The UN Secretary Generalship bid was welcomed with a flat acceptance. Of the 7pm current affairs shows only one bothered to note it – in about two minutes of sound bites. Any other nation – especially of New Zealand’s size – fielding a candidate for president of the world would get a bit more airtime than a couple of minutes on one network. The nation bored into indifference already. So too with the state’s Pakeha (European) radio network, RNZ: nothing beyond the expected formality of an interview. A courtesy call. And a courtesy response. The disdain was mutual.
Helen had returned to Helengrad the week previous. Pictures on social media had her looking 1945 shades of Frankenfürher as she stalked the parliamentary lobby. All she needed was greatcoat, an Alsatian and a bottle of cyanide pills to complete the scene. A grey, spooky, hood-eyed figure. A zombie. A political zombie and a political Frankenstein’s monster, parts feminist ideologue/neoliberal proclivities/confiscationist Pakeha/powermonger/academic/bureaucrat. For the remnant rump of Kiwi luvvies and labourites that she had not burnt off through her domestic career of cynical political manoeuvrings she still holds appeal. No doubt Aunty Helen’s seamless acclimatisation to stratospheric conditions have made her part of the furniture as far as the flea circus on the East River goes. She’s well respected say the jargonistas.
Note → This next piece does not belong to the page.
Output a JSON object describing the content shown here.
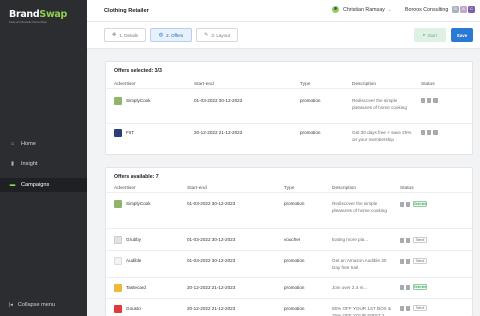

Some might see competence and experience in her bearing and background while others might be struck by the smugness trekking to the heights of sanctimony when it comes to anything she says on race relations. In interviews she is not shy to drape a korowai (Maori cloak) of platitudes and half truths around her shoulders in order to attempt to claim she has successfully managed diversity by virtue of managing the New Zealand entity. These claims flow so freely from the font of Pakeha mythology – self-serving disingenuous fiction. A whitewash. Just like the random Pasifika welcomes that pepper her introductory patter – brazen cultural appropriations by the master in the colonial relationship – another theft, another unauthorised use to disguise the real nature of the subject.
Helen’s colonial mentality of a straight-forward and uncontested notion of European supremacy is a typically white New Zealand combination of studied ignorance and hypocrisy. The plucky little nation, the Pacific nation.
She was the leader of a government who refused to sign the UN Declaration on the Rights of Indigenous People it must be remembered. Her government was only one of four who refused to sign. She was the Prime Minister who shut down a court case and confiscated the entire foreshore and seabed off the native owners while ensuring the private freeholders – ie. Pakeha – kept their rights. This was deeply conservative, and deeply racist – the UN special rapporteur who investigated said as much. She was the leader when her government’s knee-jerk anti-terrorism laws were used by police to invade a Maori village and put tribal leaders and others on a show trial in Auckland when the government was in Treaty of Waitangi negotiations with that tribe. She presided over a police force that started to prosecute dissidents for sedition. She was the leader of the government which signed a Free Trade Agreement with China that included a one-sided immigration clause. She filled the country with half a million foreigners in her nine years at the top, making New Zealand a more colonial demographic than it had been in half a century or more and causing an unsustainable property bubble in the process. That’s all part of the Helen Clark story too.
In an organisation that could install Kurt Waldheim – a German officer of the notorious Army Group E responsible for massacres in the Balkans – as Secretary General for ten years then a slightly racist white feminist shouldn’t have many problems.